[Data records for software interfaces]
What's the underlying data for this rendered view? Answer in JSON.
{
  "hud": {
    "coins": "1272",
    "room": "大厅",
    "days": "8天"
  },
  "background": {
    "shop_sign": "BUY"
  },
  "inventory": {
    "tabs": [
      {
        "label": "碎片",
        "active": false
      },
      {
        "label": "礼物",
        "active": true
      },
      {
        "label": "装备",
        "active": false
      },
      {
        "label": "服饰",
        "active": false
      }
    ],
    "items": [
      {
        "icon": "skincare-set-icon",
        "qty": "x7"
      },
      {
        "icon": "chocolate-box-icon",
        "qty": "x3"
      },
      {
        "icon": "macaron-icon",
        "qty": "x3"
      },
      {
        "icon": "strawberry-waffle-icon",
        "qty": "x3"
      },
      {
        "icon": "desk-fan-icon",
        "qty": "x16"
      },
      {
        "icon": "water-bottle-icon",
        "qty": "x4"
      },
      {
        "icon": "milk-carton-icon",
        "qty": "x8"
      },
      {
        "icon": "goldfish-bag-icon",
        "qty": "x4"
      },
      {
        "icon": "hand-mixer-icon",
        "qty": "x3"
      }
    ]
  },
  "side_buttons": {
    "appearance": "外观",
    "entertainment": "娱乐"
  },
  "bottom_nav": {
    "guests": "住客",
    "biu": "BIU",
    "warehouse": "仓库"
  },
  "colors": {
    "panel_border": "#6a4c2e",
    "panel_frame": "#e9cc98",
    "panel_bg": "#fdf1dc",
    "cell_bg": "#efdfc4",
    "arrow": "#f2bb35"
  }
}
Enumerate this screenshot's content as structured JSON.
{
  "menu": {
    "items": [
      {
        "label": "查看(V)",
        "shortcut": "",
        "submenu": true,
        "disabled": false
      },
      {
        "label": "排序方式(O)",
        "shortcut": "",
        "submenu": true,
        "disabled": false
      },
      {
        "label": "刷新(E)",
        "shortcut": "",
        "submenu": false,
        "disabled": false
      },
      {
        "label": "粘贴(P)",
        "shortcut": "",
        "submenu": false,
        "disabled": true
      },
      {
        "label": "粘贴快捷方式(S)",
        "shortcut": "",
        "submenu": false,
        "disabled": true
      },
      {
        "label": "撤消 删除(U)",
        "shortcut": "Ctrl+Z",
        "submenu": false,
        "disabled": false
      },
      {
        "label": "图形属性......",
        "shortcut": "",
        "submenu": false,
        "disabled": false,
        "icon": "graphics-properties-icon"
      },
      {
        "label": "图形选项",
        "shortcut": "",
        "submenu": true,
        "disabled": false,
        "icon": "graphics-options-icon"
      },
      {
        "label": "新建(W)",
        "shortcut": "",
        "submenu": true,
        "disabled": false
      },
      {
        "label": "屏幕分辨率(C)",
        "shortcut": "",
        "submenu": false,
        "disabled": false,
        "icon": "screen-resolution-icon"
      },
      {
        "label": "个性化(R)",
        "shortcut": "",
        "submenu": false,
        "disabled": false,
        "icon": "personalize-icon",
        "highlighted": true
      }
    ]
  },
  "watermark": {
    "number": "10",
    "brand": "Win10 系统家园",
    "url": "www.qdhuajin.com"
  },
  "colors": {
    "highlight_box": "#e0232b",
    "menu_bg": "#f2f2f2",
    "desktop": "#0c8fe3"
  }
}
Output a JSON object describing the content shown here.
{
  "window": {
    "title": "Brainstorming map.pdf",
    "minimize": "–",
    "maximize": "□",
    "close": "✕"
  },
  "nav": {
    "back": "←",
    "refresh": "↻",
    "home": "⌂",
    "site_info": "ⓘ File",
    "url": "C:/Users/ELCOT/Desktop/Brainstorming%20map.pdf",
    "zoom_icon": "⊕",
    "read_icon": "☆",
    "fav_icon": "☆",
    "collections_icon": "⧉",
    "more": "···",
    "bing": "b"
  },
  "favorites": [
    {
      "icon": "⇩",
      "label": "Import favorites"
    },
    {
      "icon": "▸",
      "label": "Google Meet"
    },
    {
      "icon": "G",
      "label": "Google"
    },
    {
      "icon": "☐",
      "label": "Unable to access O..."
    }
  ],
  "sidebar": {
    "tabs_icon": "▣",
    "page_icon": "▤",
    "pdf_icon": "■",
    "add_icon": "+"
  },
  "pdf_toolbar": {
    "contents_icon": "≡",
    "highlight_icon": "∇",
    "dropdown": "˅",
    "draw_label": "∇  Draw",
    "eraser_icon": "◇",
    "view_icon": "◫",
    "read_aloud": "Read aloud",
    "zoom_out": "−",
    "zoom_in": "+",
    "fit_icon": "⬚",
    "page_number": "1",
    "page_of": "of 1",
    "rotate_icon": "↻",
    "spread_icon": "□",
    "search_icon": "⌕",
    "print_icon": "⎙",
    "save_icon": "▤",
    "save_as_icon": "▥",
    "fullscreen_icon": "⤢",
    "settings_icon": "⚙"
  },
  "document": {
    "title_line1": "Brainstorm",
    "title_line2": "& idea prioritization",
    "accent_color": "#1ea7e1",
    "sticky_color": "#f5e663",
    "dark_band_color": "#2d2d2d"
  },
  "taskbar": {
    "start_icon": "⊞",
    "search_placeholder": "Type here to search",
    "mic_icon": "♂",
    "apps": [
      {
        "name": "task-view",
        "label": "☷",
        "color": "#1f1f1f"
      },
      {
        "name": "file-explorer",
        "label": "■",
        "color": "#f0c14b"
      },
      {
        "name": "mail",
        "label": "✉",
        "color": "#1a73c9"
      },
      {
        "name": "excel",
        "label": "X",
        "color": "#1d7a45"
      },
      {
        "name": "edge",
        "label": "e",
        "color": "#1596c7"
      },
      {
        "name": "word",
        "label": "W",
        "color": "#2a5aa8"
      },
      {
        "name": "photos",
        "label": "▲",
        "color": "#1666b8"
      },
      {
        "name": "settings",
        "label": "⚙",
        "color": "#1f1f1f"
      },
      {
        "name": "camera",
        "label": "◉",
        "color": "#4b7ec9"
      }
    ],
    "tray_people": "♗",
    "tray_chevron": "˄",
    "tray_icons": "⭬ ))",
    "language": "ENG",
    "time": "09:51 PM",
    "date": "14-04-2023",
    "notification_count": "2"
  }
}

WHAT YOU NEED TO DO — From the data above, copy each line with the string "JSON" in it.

COMPLETED TASK —
What's the underlying data for this rendered view? Answer in JSON.
Enumerate this screenshot's content as structured JSON.
Output a JSON object describing the content shown here.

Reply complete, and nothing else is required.